Did you know that fairies like to have sex? I didn't either. Turns out it's pretty much all they do. They solve a crime here or there, try to kill each other to gain the throne, and they have lots and lots of sex. A Caress of Twilight is the second book in a series of disgusting fairy porn books in which every kind of magical creature lives in LA and is super horny. There's some kind of political intrigue between members of various courts and ancient races of blah blah blah. And then there's more sex. You see, in order to get a fairy pregnant she has to have sex with everybody she meets for about a year, ergo couplings of all kinds are encouraged and described in great detail. There's even a parasitic twin attached to a dwarf that can't talk but has fully functioning genitals. Have I talked enough about the sex? Because I want to ram this point home. Laurell K. Hamilton writes erotica about weird creatures. That's it.
We are truly blessed to have three of the worst TV shows ever on at the same time. Rob, Whitney, and Are Your There Chelsea? are impressively bad. Have no doubt, friends, we are living in the.... what's the opposite of a golden age? Meat age? We are living in the meat age of bad TV. Rejoice! It's a race to the bottom of epic proportions. Will it be Rob's racism and criminal abuse of Latina abuelas and Cheech Marin's career? Will it be Whitney's inability to make a joke and put John Cleese to good use? Or will it be Chelsea's.... uhn. I'm done. The always entertaining and likeable Bri Pruett helps us destroy these shows. Please someone give Bri her own sitcom already. It will be so much better than this.
Be prepared to meet the coolest dog ever. He drives boats. He breaks up smuggling rings. He orders hot dogs for hobos for crying out loud. This dog is perfect. Sadly, the plot and the rest of the cast are just not up to Cool Dog's standards. There's an evil step mother, a stupid bully, and a sea monster-esque landlady. They all suck, especially compared to Cool Dog. Thanks so much to the Denver Comedy Co-op's podcast, The First World Privilege Hour for sponsoring this episode and having great taste in bad movies. Joining us is comedian Anthony Lopez, who is freaking awesome.

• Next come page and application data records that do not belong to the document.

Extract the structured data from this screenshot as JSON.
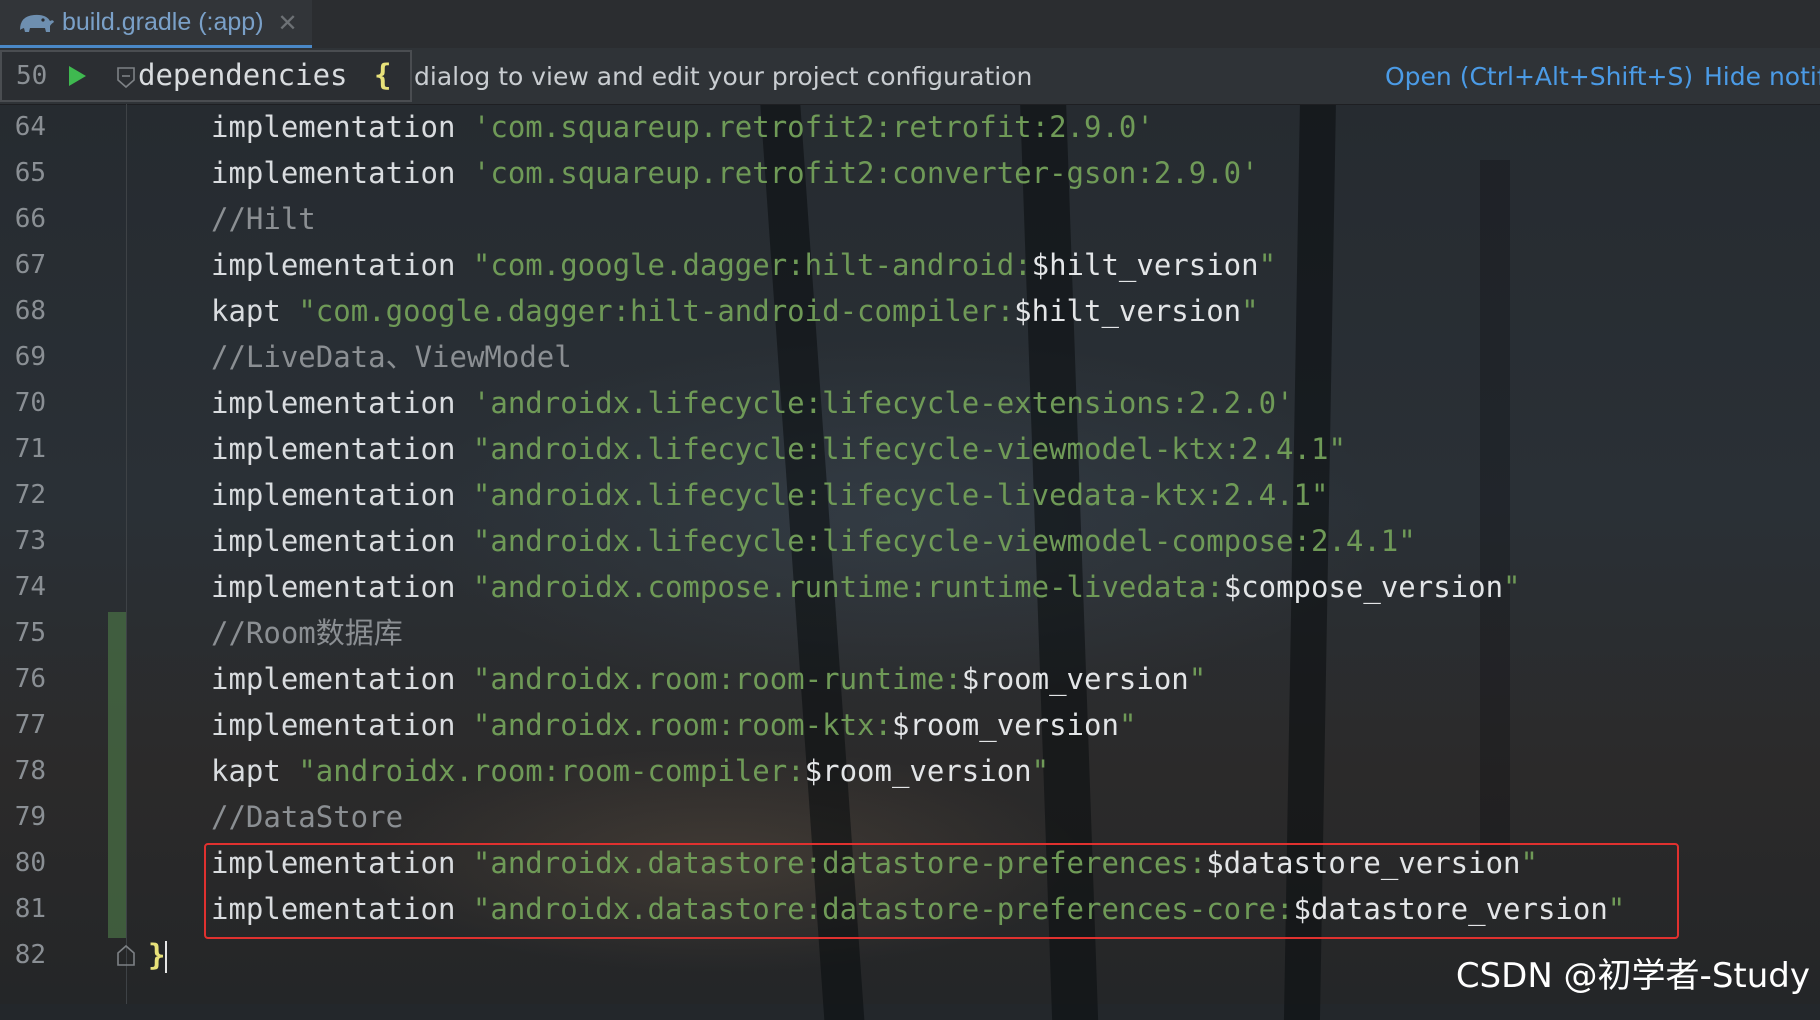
{
  "tab": {
    "label": "build.gradle (:app)",
    "close_glyph": "✕",
    "icon": "gradle-elephant-icon"
  },
  "notification": {
    "text": "dialog to view and edit your project configuration",
    "open_link": "Open (Ctrl+Alt+Shift+S)",
    "hide_link": "Hide notif"
  },
  "sticky_line": {
    "number": "50",
    "text": "dependencies",
    "brace": "{"
  },
  "lines": [
    {
      "num": "64",
      "kind": "impl",
      "kw": "implementation",
      "q": "'",
      "str": "com.squareup.retrofit2:retrofit:2.9.0",
      "var": "",
      "end": "'"
    },
    {
      "num": "65",
      "kind": "impl",
      "kw": "implementation",
      "q": "'",
      "str": "com.squareup.retrofit2:converter-gson:2.9.0",
      "var": "",
      "end": "'"
    },
    {
      "num": "66",
      "kind": "comment",
      "text": "//Hilt"
    },
    {
      "num": "67",
      "kind": "impl",
      "kw": "implementation",
      "q": "\"",
      "str": "com.google.dagger:hilt-android:",
      "var": "$hilt_version",
      "end": "\""
    },
    {
      "num": "68",
      "kind": "impl",
      "kw": "kapt",
      "q": "\"",
      "str": "com.google.dagger:hilt-android-compiler:",
      "var": "$hilt_version",
      "end": "\""
    },
    {
      "num": "69",
      "kind": "comment",
      "text": "//LiveData、ViewModel"
    },
    {
      "num": "70",
      "kind": "impl",
      "kw": "implementation",
      "q": "'",
      "str": "androidx.lifecycle:lifecycle-extensions:2.2.0",
      "var": "",
      "end": "'"
    },
    {
      "num": "71",
      "kind": "impl",
      "kw": "implementation",
      "q": "\"",
      "str": "androidx.lifecycle:lifecycle-viewmodel-ktx:2.4.1",
      "var": "",
      "end": "\""
    },
    {
      "num": "72",
      "kind": "impl",
      "kw": "implementation",
      "q": "\"",
      "str": "androidx.lifecycle:lifecycle-livedata-ktx:2.4.1",
      "var": "",
      "end": "\""
    },
    {
      "num": "73",
      "kind": "impl",
      "kw": "implementation",
      "q": "\"",
      "str": "androidx.lifecycle:lifecycle-viewmodel-compose:2.4.1",
      "var": "",
      "end": "\""
    },
    {
      "num": "74",
      "kind": "impl",
      "kw": "implementation",
      "q": "\"",
      "str": "androidx.compose.runtime:runtime-livedata:",
      "var": "$compose_version",
      "end": "\""
    },
    {
      "num": "75",
      "kind": "comment",
      "text": "//Room数据库"
    },
    {
      "num": "76",
      "kind": "impl",
      "kw": "implementation",
      "q": "\"",
      "str": "androidx.room:room-runtime:",
      "var": "$room_version",
      "end": "\""
    },
    {
      "num": "77",
      "kind": "impl",
      "kw": "implementation",
      "q": "\"",
      "str": "androidx.room:room-ktx:",
      "var": "$room_version",
      "end": "\""
    },
    {
      "num": "78",
      "kind": "impl",
      "kw": "kapt",
      "q": "\"",
      "str": "androidx.room:room-compiler:",
      "var": "$room_version",
      "end": "\""
    },
    {
      "num": "79",
      "kind": "comment",
      "text": "//DataStore"
    },
    {
      "num": "80",
      "kind": "impl",
      "kw": "implementation",
      "q": "\"",
      "str": "androidx.datastore:datastore-preferences:",
      "var": "$datastore_version",
      "end": "\""
    },
    {
      "num": "81",
      "kind": "impl",
      "kw": "implementation",
      "q": "\"",
      "str": "androidx.datastore:datastore-preferences-core:",
      "var": "$datastore_version",
      "end": "\""
    },
    {
      "num": "82",
      "kind": "close",
      "text": "}"
    }
  ],
  "watermark": "CSDN @初学者-Study",
  "colors": {
    "string": "#6f9a57",
    "keyword": "#d9dcdf",
    "comment": "#8b8f93",
    "link": "#4b9be6",
    "highlight_border": "#e0312f",
    "run_icon": "#3fb950"
  }
}
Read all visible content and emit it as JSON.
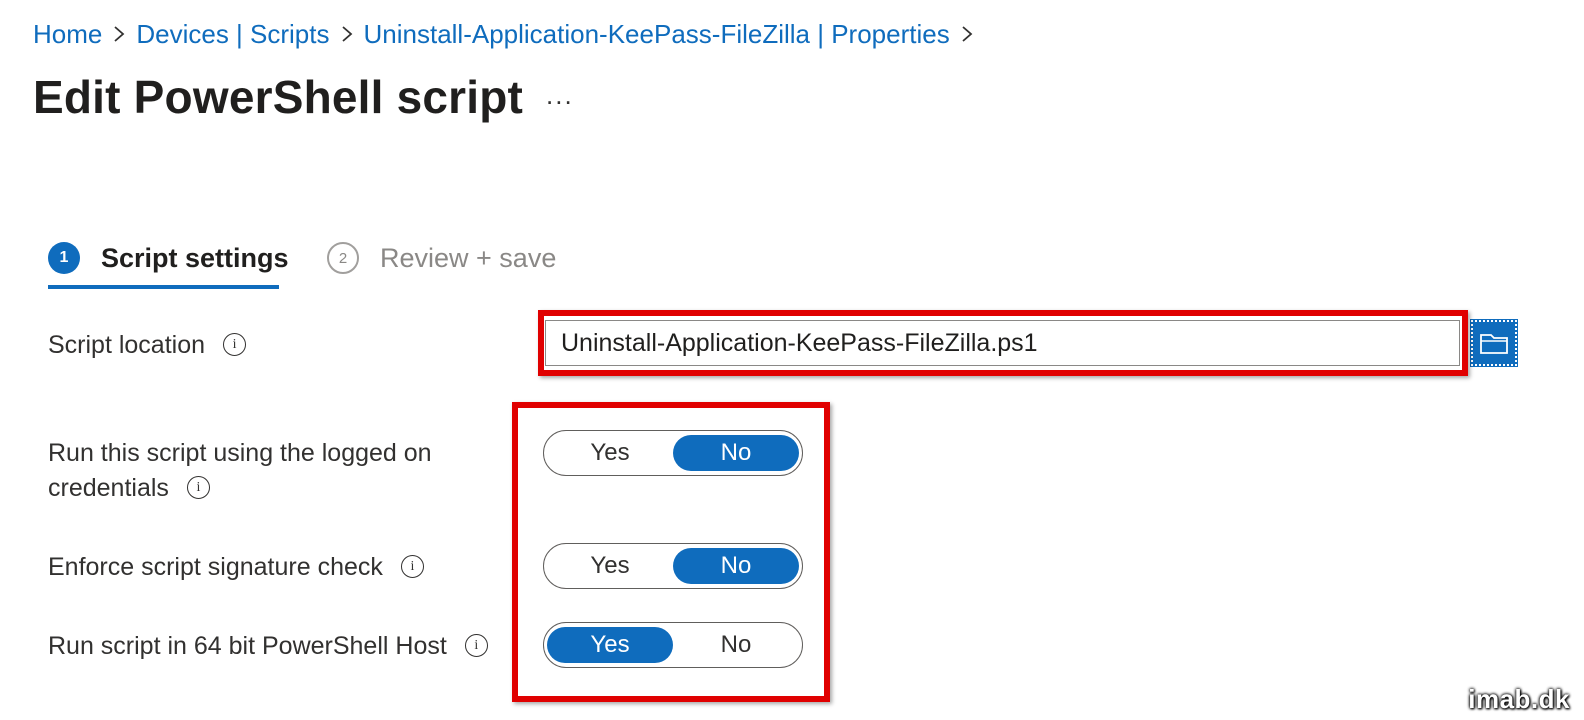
{
  "breadcrumb": {
    "items": [
      "Home",
      "Devices | Scripts",
      "Uninstall-Application-KeePass-FileZilla | Properties"
    ]
  },
  "page": {
    "title": "Edit PowerShell script",
    "more_label": "..."
  },
  "wizard": {
    "steps": [
      {
        "number": "1",
        "label": "Script settings",
        "active": true
      },
      {
        "number": "2",
        "label": "Review + save",
        "active": false
      }
    ]
  },
  "form": {
    "script_location": {
      "label": "Script location",
      "value": "Uninstall-Application-KeePass-FileZilla.ps1",
      "info_glyph": "i"
    },
    "logged_on_credentials": {
      "label_line1": "Run this script using the logged on",
      "label_line2": "credentials",
      "info_glyph": "i",
      "yes_label": "Yes",
      "no_label": "No",
      "selected": "No"
    },
    "signature_check": {
      "label": "Enforce script signature check",
      "info_glyph": "i",
      "yes_label": "Yes",
      "no_label": "No",
      "selected": "No"
    },
    "run_64bit": {
      "label": "Run script in 64 bit PowerShell Host",
      "info_glyph": "i",
      "yes_label": "Yes",
      "no_label": "No",
      "selected": "Yes"
    }
  },
  "watermark": "imab.dk",
  "colors": {
    "accent": "#0f6cbd",
    "highlight": "#e00000",
    "text": "#323130"
  },
  "icons": [
    "chevron-right-icon",
    "more-icon",
    "info-icon",
    "folder-browse-icon"
  ]
}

We all know that some parents live out their dreams through their children. But it's one thing to know it and another to watch it happen in all it'srhinestoned, overly made-up sadness. Toddlers and Tiaras is another brick in TLC's plan to give every psychotic person their own reality show. This show follows the lives of prepubescent pageant contestants and their mentally ill mothers who force them to compete. Each episode focuses on three young girls who are hoping to take home the crown for Ultimate Mega Jumbo Laser Supreme, the highest title in beauty pageants. In almost every case the children hate it but their mothers won't let them quit. As an added bonus, some of the moms suffer from another mental illness called Extreme Couponing. There's only one person to bring on for an episode about at terrifying TLC reality show: Colleen. You may remember her from Episode #106 - Hoarders Reviewed and just like Hoarders, she's already watched this whole series. It's sick, but it comes in handy for our podcast.